Never a film widely appreciated by the general public, the under-the-radar influence of BARTON FINK has continued through the years if only as a perverse in-joke—the code name for the Wachowski’s MATRIX sequels during production was THE BURLYMAN (the “scenario” Barton comes up with) and naming the ship used in each film the Nebuchadnezzar could have been taken directly from the title of W.P. Mayhew’s novel that the author autographs a copy of for Barton. Not to mention how for years the Coens have hinted in interviews that they would want to make a sequel to the film called OLD FINK and they’re just waiting for John Turturro to be the proper age for. Is this another Coen Brothers joke or are they serious? I’m still not sure, but I can safely say that I can’t think of any other sequel that I would be as excited to see if it ever happened.
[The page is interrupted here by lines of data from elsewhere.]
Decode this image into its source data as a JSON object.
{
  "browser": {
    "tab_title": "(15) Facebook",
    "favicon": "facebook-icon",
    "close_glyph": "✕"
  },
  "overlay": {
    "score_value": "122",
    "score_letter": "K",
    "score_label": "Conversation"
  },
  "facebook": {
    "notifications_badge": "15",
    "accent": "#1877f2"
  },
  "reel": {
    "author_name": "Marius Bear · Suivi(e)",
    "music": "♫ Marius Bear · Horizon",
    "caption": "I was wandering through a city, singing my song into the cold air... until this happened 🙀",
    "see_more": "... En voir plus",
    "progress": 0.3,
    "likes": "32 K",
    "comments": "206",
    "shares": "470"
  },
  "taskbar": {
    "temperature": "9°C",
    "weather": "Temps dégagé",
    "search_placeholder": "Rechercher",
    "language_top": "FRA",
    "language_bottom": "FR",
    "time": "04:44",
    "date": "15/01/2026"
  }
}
Or maybe I’m just living my own sequel as I reside in my own version of the Hotel Earle, dreaming of a beautiful girl staring out at the ocean as I sit here not trying to finish a screenplay that has no one waiting to read it. Anyway, as I sit here trying to figure out what to say about this film about writer’s block, I realize that I’ve been blocked too. Maybe I’ve been blocked for a long time, I don’t know. As of a few days ago, I’m not even employed anymore so maybe this should be a chance to do something about all that. I think I may still even have that box I used to carry around on Halloween somewhere around here so maybe I should put it on the desk here in front of me. After all, we eventually need to be reminded what it’s really like to live the life of the mind. “You’re very beautiful. Are you in pictures?” “Don’t be silly.” That’s the closest I’ve ever gotten to an answer as well.